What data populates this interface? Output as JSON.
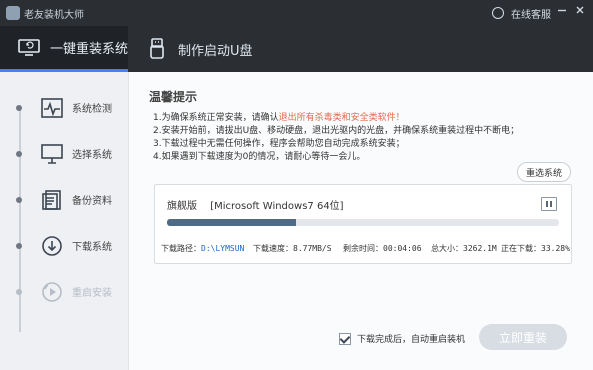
{
  "titlebar": {
    "app_title": "老友装机大师",
    "help_label": "在线客服"
  },
  "tabs": [
    {
      "label": "一键重装系统"
    },
    {
      "label": "制作启动U盘"
    }
  ],
  "sidebar": {
    "steps": [
      {
        "label": "系统检测",
        "icon": "pulse-icon"
      },
      {
        "label": "选择系统",
        "icon": "monitor-icon"
      },
      {
        "label": "备份资料",
        "icon": "files-icon"
      },
      {
        "label": "下载系统",
        "icon": "download-icon"
      },
      {
        "label": "重启安装",
        "icon": "restart-icon"
      }
    ]
  },
  "main": {
    "heading": "温馨提示",
    "notes": {
      "line1_prefix": "1.为确保系统正常安装，请确认",
      "line1_warn": "退出所有杀毒类和安全类软件！",
      "line2": "2.安装开始前，请拔出U盘、移动硬盘，退出光驱内的光盘，并确保系统重装过程中不断电；",
      "line3": "3.下载过程中无需任何操作，程序会帮助您自动完成系统安装；",
      "line4": "4.如果遇到下载速度为0的情况，请耐心等待一会儿。"
    },
    "reselect_label": "重选系统",
    "download": {
      "edition": "旗舰版",
      "system_name": "[Microsoft Windows7 64位]",
      "progress_fraction": 0.33
    },
    "stats": {
      "path_label": "下载路径：",
      "path_value": "D:\\LYMSUN",
      "speed_label": "下载速度：",
      "speed_value": "8.77MB/S",
      "remaining_label": "剩余时间：",
      "remaining_value": "00:04:06",
      "total_label": "总大小：",
      "total_value": "3262.1M",
      "downloading_label": "正在下载：",
      "downloading_value": "33.28%"
    },
    "auto_restart_label": "下载完成后，自动重启装机",
    "reinstall_label": "立即重装"
  },
  "colors": {
    "accent": "#3a84ff",
    "warn": "#e06b4b",
    "progress": "#4f6a86",
    "link_value": "#1f66c7"
  }
}
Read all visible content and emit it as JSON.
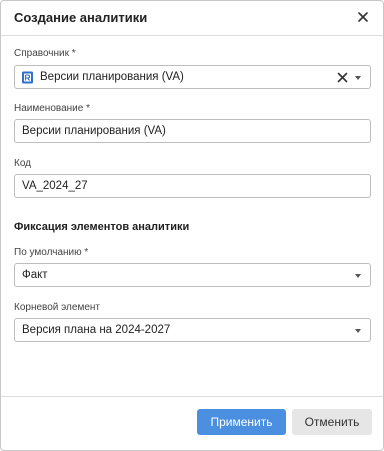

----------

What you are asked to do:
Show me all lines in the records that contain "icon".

Answer section:
        "icon": "pulse-icon"
        "icon": "monitor-icon"
        "icon": "files-icon"
        "icon": "download-icon"
        "icon": "restart-icon"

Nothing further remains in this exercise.